“When the flip of your coin leads you to a bench, sit down on it and close your eyes. Listen to the sounds around you as if you were listening to a symphony playing faintly in the distance. Feel free to move your head or tap your feet or sway back and forth with your body. Sit there for a long time, or lie down and look up at the sky.”
—Ruth Ozeki Prompt #11 in Preface to Choices (Borderline Press, 2016)
I chose not to flip any pennies, nickels or dimes because an abundance of available benches dotted the approach to the Pismo Pier and a cold wind was blowing. My wife Amory and I sat down on a smooth wooden bench, wind-protected by the nearby Pismo Plaza building. The sun produced warmth on my right side while the wind whipped at me from the left.

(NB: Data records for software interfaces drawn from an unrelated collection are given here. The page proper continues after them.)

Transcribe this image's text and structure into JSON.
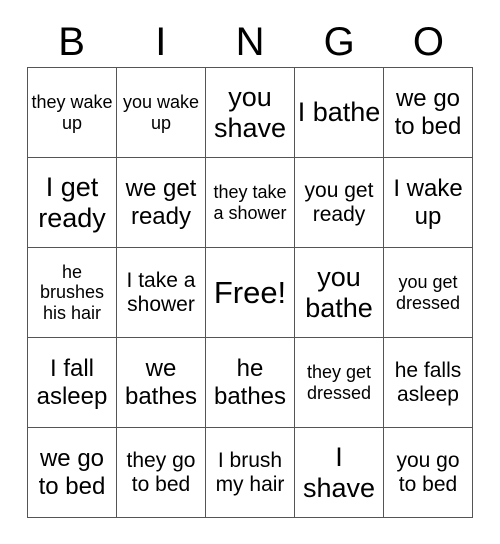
{
  "card": {
    "title": "BINGO",
    "header_letters": [
      "B",
      "I",
      "N",
      "G",
      "O"
    ],
    "free_space_label": "Free!",
    "grid_size": "5x5",
    "rows": [
      [
        {
          "text": "they wake up",
          "size": "s-sm"
        },
        {
          "text": "you wake up",
          "size": "s-sm"
        },
        {
          "text": "you shave",
          "size": "s-xl"
        },
        {
          "text": "I bathe",
          "size": "s-xl"
        },
        {
          "text": "we go to bed",
          "size": "s-lg"
        }
      ],
      [
        {
          "text": "I get ready",
          "size": "s-xl"
        },
        {
          "text": "we get ready",
          "size": "s-lg"
        },
        {
          "text": "they take a shower",
          "size": "s-sm"
        },
        {
          "text": "you get ready",
          "size": "s-md"
        },
        {
          "text": "I wake up",
          "size": "s-lg"
        }
      ],
      [
        {
          "text": "he brushes his hair",
          "size": "s-sm"
        },
        {
          "text": "I take a shower",
          "size": "s-md"
        },
        {
          "text": "Free!",
          "size": "s-free"
        },
        {
          "text": "you bathe",
          "size": "s-xl"
        },
        {
          "text": "you get dressed",
          "size": "s-sm"
        }
      ],
      [
        {
          "text": "I fall asleep",
          "size": "s-lg"
        },
        {
          "text": "we bathes",
          "size": "s-lg"
        },
        {
          "text": "he bathes",
          "size": "s-lg"
        },
        {
          "text": "they get dressed",
          "size": "s-sm"
        },
        {
          "text": "he falls asleep",
          "size": "s-md"
        }
      ],
      [
        {
          "text": "we go to bed",
          "size": "s-lg"
        },
        {
          "text": "they go to bed",
          "size": "s-md"
        },
        {
          "text": "I brush my hair",
          "size": "s-md"
        },
        {
          "text": "I shave",
          "size": "s-xl"
        },
        {
          "text": "you go to bed",
          "size": "s-md"
        }
      ]
    ]
  },
  "colors": {
    "background": "#ffffff",
    "text": "#000000",
    "grid_line": "#555555"
  }
}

In preparation for this prompt, I listened to George Antheil’s revolutionary composition called A Jazz Symphony (1925). Antheil, born in 1900, interests me because during his time in Paris from his early twenties to his early thirties, he hung out with literary people like Joyce, Yeats and Pound. Pound even commissioned him to write two violin sonatas.
A Jazz Symphony is discordant, energy-filled and rollicking. Antheil inserts unusual sounds like a glockenspiel and a steamboat whistle. In his earlier, more famous work Ballet Mecanique (1924) instrumentation included player pianos, sirens, airplane propellers, anvils, bells, horns and buzzsaws.
When I sat down on that bench and closed my eyes, I heard this symphony of sounds and imagined a jazz piano in the background and the scratch of drums:
Pant in my ear by a scary dog. Flap of the U.S. flag. Buzz of a distant airplane. Bump bump of baby buggy wheels. Thump of amped up car speakers. Warning beeps, a car backing up. Words of whiny kid–“Waiting tables, like, I can’t do it.” Fragments of conversation in Spanish, Hindu, German & Skateboard. “Nice Ollie, man.” Sandals scuffing. Flip flops flopping. Eighties music from an ocean sports shop. Squeal of seagulls. Swish of palm fronds. Happy roar of the ocean muffling all.